To share a meal is to share life.
To share a meal is to share time.
To share a meal is to unite.
For Jesus, this was simple and yet profound. When we obey the commandment, the mandate, to love one another as he loved us, then everyone will know that we are his disciples.
It makes sense.
I am quite sure that most of us have the same sense of unity, peace, community, and family when we are seated at our private dinner tables.
We sit down, we wait for all to be seated before we reach for the bread or the salad. We share the meal, the time, the sense of being family or friends.
We eat and drink, we not only feed our physical body with necessary fuel, we also feed our emotional and spiritual body with necessary fuel.
In the story of creation, it is said that it is not good for man to be alone…. And thus, we are reminded that it is not good for man to eat alone. To live alone. To be alone. We must share our lives, our meals, our times, our thoughts, and our touches.
It is not fun to be seated at a table embroiled with conflicts. It is not good to be seated at a table embroiled with bitterness, quarrels or awkward silence. And some of the best dinners I remember is not necessarily the best meals served or the most beautiful table decorations, but more the best conversations, the best mood, the best fellowship.
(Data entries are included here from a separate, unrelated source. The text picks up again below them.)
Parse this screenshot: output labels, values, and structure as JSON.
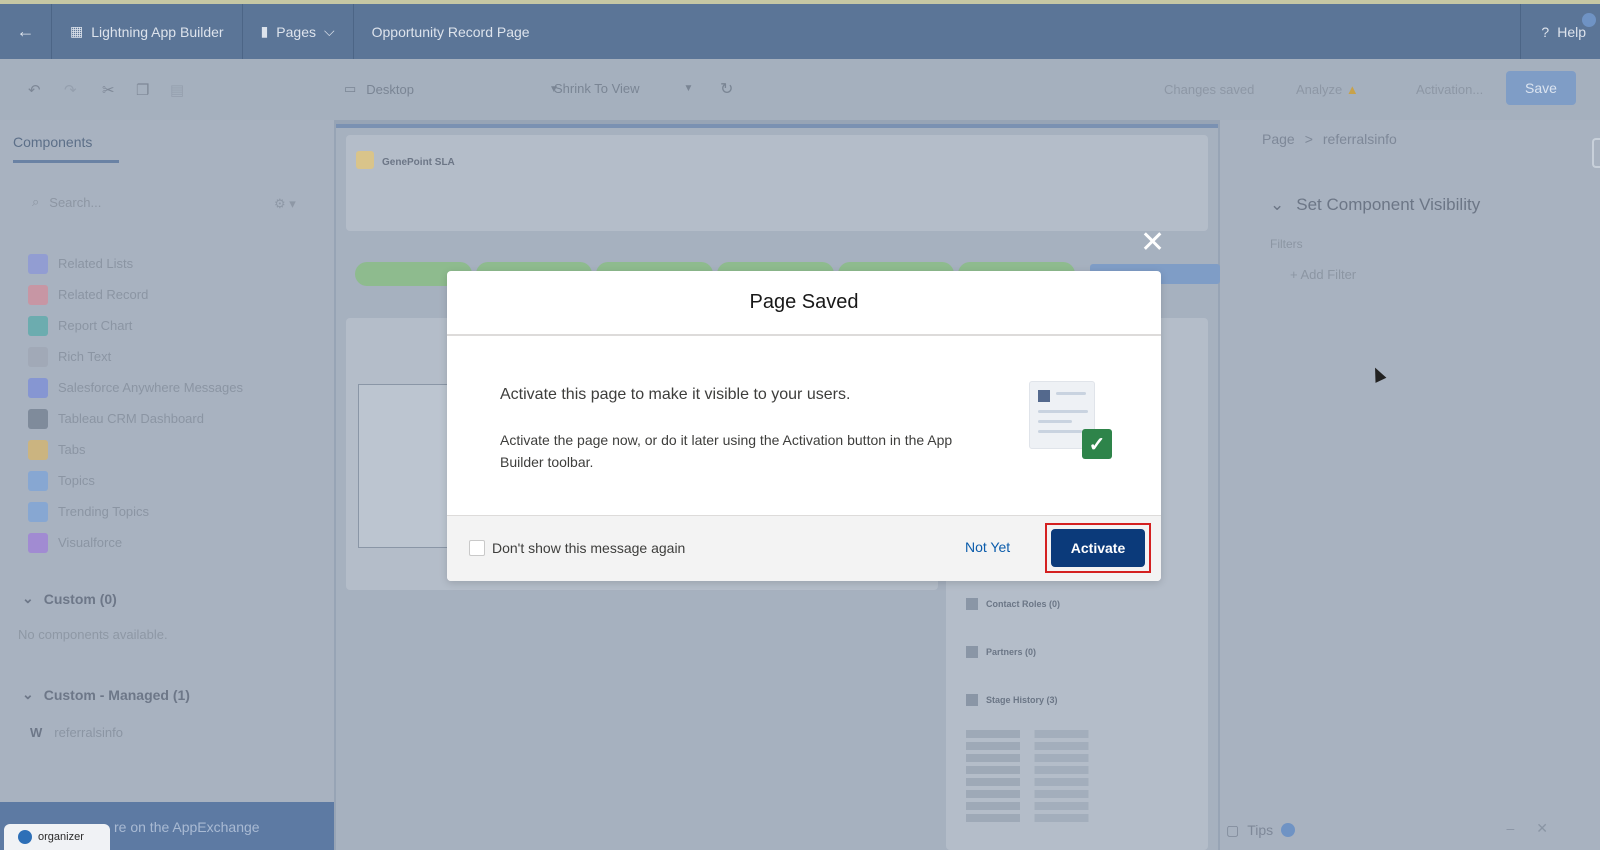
{
  "topbar": {
    "app_label": "Lightning App Builder",
    "pages_label": "Pages",
    "page_title": "Opportunity Record Page",
    "help_label": "Help"
  },
  "toolbar": {
    "device": "Desktop",
    "view": "Shrink To View",
    "status": "Changes saved",
    "analyze": "Analyze",
    "activation": "Activation...",
    "save": "Save"
  },
  "left_panel": {
    "tab": "Components",
    "search_placeholder": "Search...",
    "components": [
      {
        "label": "Related Lists",
        "color": "#7f8ce0"
      },
      {
        "label": "Related Record",
        "color": "#e07f8c"
      },
      {
        "label": "Report Chart",
        "color": "#3aa8a0"
      },
      {
        "label": "Rich Text",
        "color": "#9aa3ae"
      },
      {
        "label": "Salesforce Anywhere Messages",
        "color": "#6a7fe0"
      },
      {
        "label": "Tableau CRM Dashboard",
        "color": "#5d6b7c"
      },
      {
        "label": "Tabs",
        "color": "#e8b74a"
      },
      {
        "label": "Topics",
        "color": "#6b9fe0"
      },
      {
        "label": "Trending Topics",
        "color": "#6b9fe0"
      },
      {
        "label": "Visualforce",
        "color": "#9a6be0"
      }
    ],
    "custom_header": "Custom (0)",
    "custom_empty": "No components available.",
    "managed_header": "Custom - Managed (1)",
    "managed_item": "referralsinfo",
    "appexchange": "re on the AppExchange",
    "org_badge": "organizer"
  },
  "canvas": {
    "record_name": "GenePoint SLA",
    "related": [
      "Contact Roles (0)",
      "Partners (0)",
      "Stage History (3)"
    ]
  },
  "right_panel": {
    "crumb_page": "Page",
    "crumb_sep": ">",
    "crumb_item": "referralsinfo",
    "visibility_title": "Set Component Visibility",
    "filters_label": "Filters",
    "add_filter": "Add Filter",
    "tips": "Tips"
  },
  "modal": {
    "title": "Page Saved",
    "heading": "Activate this page to make it visible to your users.",
    "body": "Activate the page now, or do it later using the Activation button in the App Builder toolbar.",
    "checkbox_label": "Don't show this message again",
    "not_yet": "Not Yet",
    "activate": "Activate"
  }
}
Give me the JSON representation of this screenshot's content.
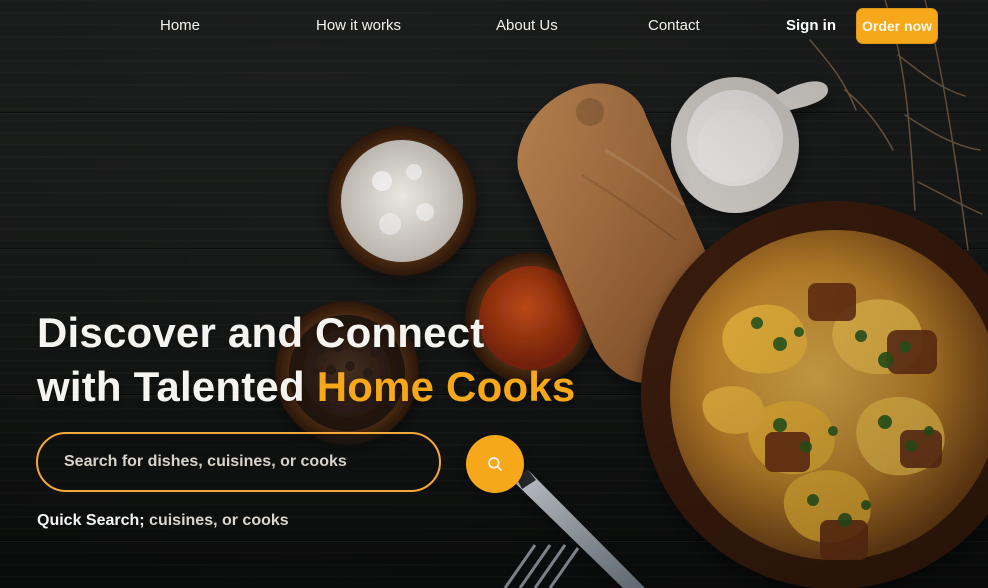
{
  "nav": {
    "links": [
      {
        "label": "Home"
      },
      {
        "label": "How it works"
      },
      {
        "label": "About Us"
      },
      {
        "label": "Contact"
      }
    ],
    "signin_label": "Sign in",
    "order_label": "Order now"
  },
  "hero": {
    "title_line_1": "Discover and Connect",
    "title_line_2_prefix": "with Talented ",
    "title_line_2_accent": "Home Cooks"
  },
  "search": {
    "placeholder": "Search for dishes, cuisines, or cooks"
  },
  "quick_search": {
    "label": "Quick Search;",
    "text": " cuisines, or cooks"
  },
  "colors": {
    "accent": "#f6a71a",
    "background": "#1a1c1b",
    "text": "#f4f4f4"
  }
}
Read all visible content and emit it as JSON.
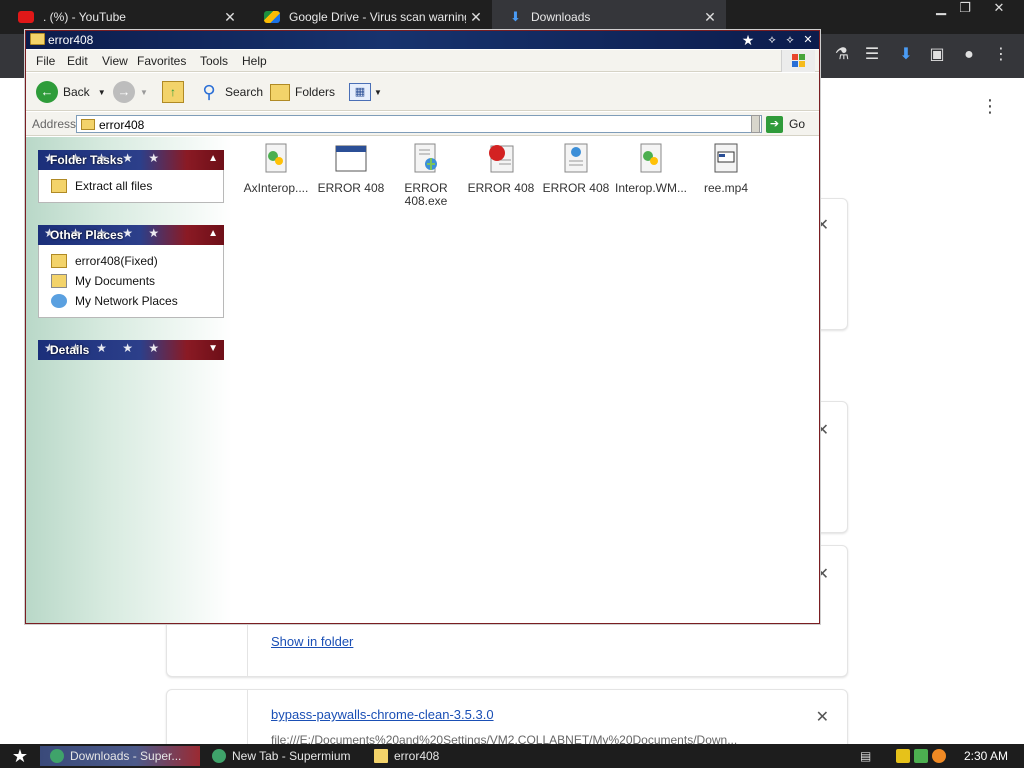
{
  "browser": {
    "tabs": [
      {
        "title": ". (%) - YouTube",
        "icon": "youtube-icon",
        "active": false
      },
      {
        "title": "Google Drive - Virus scan warning",
        "icon": "google-drive-icon",
        "active": false
      },
      {
        "title": "Downloads",
        "icon": "download-icon",
        "active": true
      }
    ],
    "downloads": {
      "show_in_folder": "Show in folder",
      "file_name": "bypass-paywalls-chrome-clean-3.5.3.0",
      "file_url": "file:///E:/Documents%20and%20Settings/VM2.COLLABNET/My%20Documents/Down..."
    }
  },
  "explorer": {
    "title": "error408",
    "menu": [
      "File",
      "Edit",
      "View",
      "Favorites",
      "Tools",
      "Help"
    ],
    "toolbar": {
      "back": "Back",
      "search": "Search",
      "folders": "Folders"
    },
    "address": {
      "label": "Address",
      "value": "error408",
      "go": "Go"
    },
    "panels": {
      "folder_tasks": {
        "title": "Folder Tasks",
        "items": [
          "Extract all files"
        ]
      },
      "other_places": {
        "title": "Other Places",
        "items": [
          "error408(Fixed)",
          "My Documents",
          "My Network Places"
        ]
      },
      "details": {
        "title": "Details"
      }
    },
    "files": [
      {
        "label": "AxInterop....",
        "icon": "dll-file-icon"
      },
      {
        "label": "ERROR 408",
        "icon": "application-window-icon"
      },
      {
        "label": "ERROR 408.exe",
        "icon": "exe-globe-icon"
      },
      {
        "label": "ERROR 408",
        "icon": "red-ball-document-icon"
      },
      {
        "label": "ERROR 408",
        "icon": "web-document-icon"
      },
      {
        "label": "Interop.WM...",
        "icon": "dll-file-icon"
      },
      {
        "label": "ree.mp4",
        "icon": "video-file-icon"
      }
    ]
  },
  "taskbar": {
    "items": [
      "Downloads - Super...",
      "New Tab - Supermium",
      "error408"
    ],
    "clock": "2:30 AM"
  },
  "colors": {
    "title_bar": "#0c1c4c",
    "panel_blue": "#1b2f7a",
    "panel_red": "#8a1a24",
    "link_blue": "#1a4fb5"
  }
}
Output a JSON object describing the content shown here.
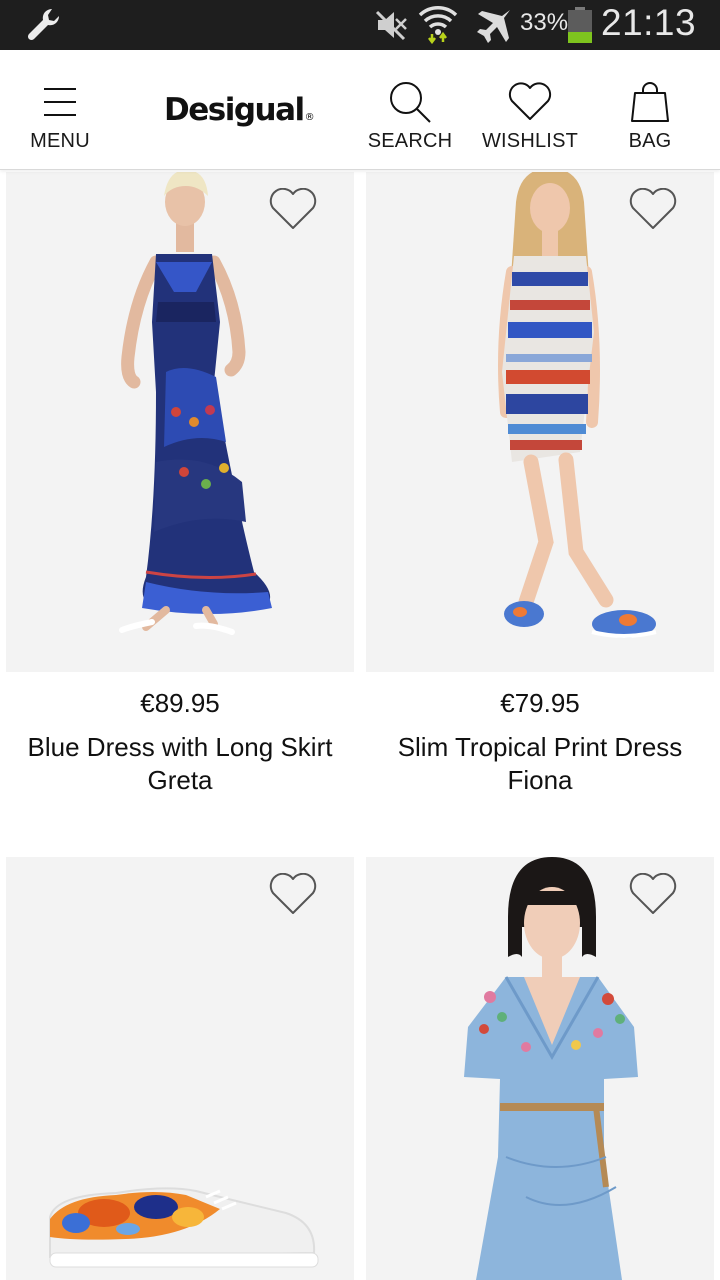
{
  "status_bar": {
    "battery_percent": "33%",
    "battery_level": 0.33,
    "time": "21:13",
    "icons": [
      "wrench-icon",
      "mute-icon",
      "wifi-icon",
      "airplane-icon",
      "battery-icon"
    ]
  },
  "header": {
    "menu_label": "MENU",
    "logo_text": "Desigual",
    "logo_mark": "®",
    "search_label": "SEARCH",
    "wishlist_label": "WISHLIST",
    "bag_label": "BAG"
  },
  "products": [
    {
      "price": "€89.95",
      "name": "Blue Dress with Long Skirt Greta",
      "image": "model-in-blue-long-dress"
    },
    {
      "price": "€79.95",
      "name": "Slim Tropical Print Dress Fiona",
      "image": "model-in-printed-short-dress"
    },
    {
      "price": "",
      "name": "",
      "image": "floral-print-sneaker"
    },
    {
      "price": "",
      "name": "",
      "image": "model-in-light-blue-embroidered-wrap-dress"
    }
  ],
  "colors": {
    "status_bar_bg": "#1e1e1e",
    "status_text": "#e8e8e8",
    "battery_fill": "#7ec41e",
    "wifi_arrows": "#b8d21b",
    "card_bg": "#f3f3f3"
  }
}
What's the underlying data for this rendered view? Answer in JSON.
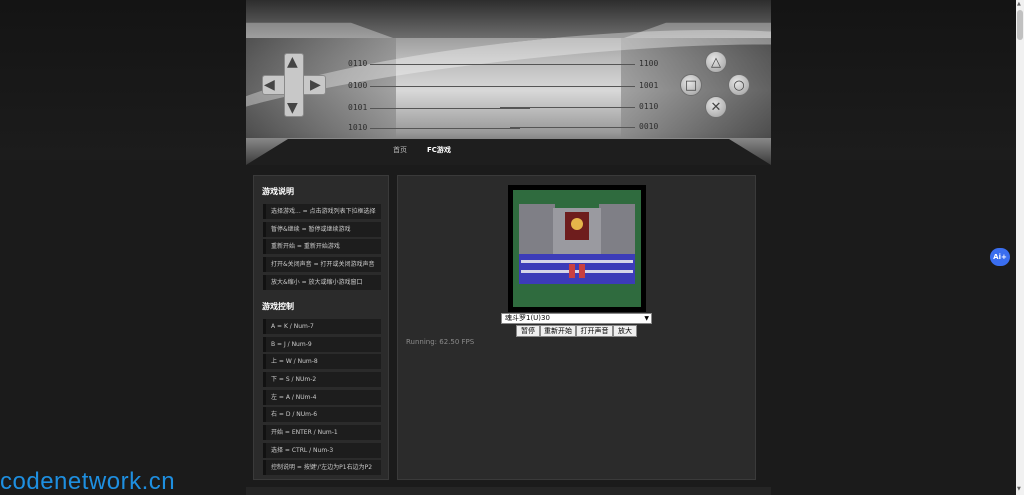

For Jesus, this it was indeed very simple and yet profound. When we obey the commandment, the mandate, to love one another as he loved us, then everyone will know that we are his disciples by the way we share, serve and live.
We are reminded tonight that our lives are to eat, drink, wash and love.
We are reminded tonight that our bodies are made of hands, feet, body, and blood. Of beating hearts, laughing mouths, gentle touches, and warm embraces.
Eat, drink, wash and love. Hands, feet, body, and blood. We are indeed reminded tonight on the night when Christ was betrayed, we are reminded that we are not abandoned or alone.
Christ is here with us. Seated with us. Present in the bread and the wine. Present in the words. Present in his grace and in his forgiveness. Exactly what we need besides food and drink and water at our tables.
Jesus sat here before us. And he still invites us to sit with him and share with him.
Jesus sat and ate with many though his time. Often, he shares the table and the food with those who were despised, not invited, non-gratia.
Jesus, did you send the betrayer away, but he embraced even his betrayal and betraying kiss, with a prayer.
Jesus invites us to eat with him – and eat with others. And we ask Jesus to teach us to receive the grave of forgiveness and to hand the grace of forgiveness to the others too. For we become what we receive….
Tonight, at the purple table, tonight in the candlelight, tonight seated side by side, we are given the brad of heaven and the blood of life.
And we pray that we never forget that Jesus invites us and sits with us and that he sits with us here in church and each time we break bread and share wine together.
eat, drink, wash and love. hands, feet, body, and blood. Jesus gave himself and gives himself, his body, and his blood. And from this table and this moment we can rise and leave and go out and into the day of our lives. His body and his blood strengthens our faith in his love and fills us with hope.
In this meal we taste your sweetness,
bread for hunger, wine of peace
Holy word and holy wisdom
Satisfy our deepest needs.
In our living and our dying
We become what we receive.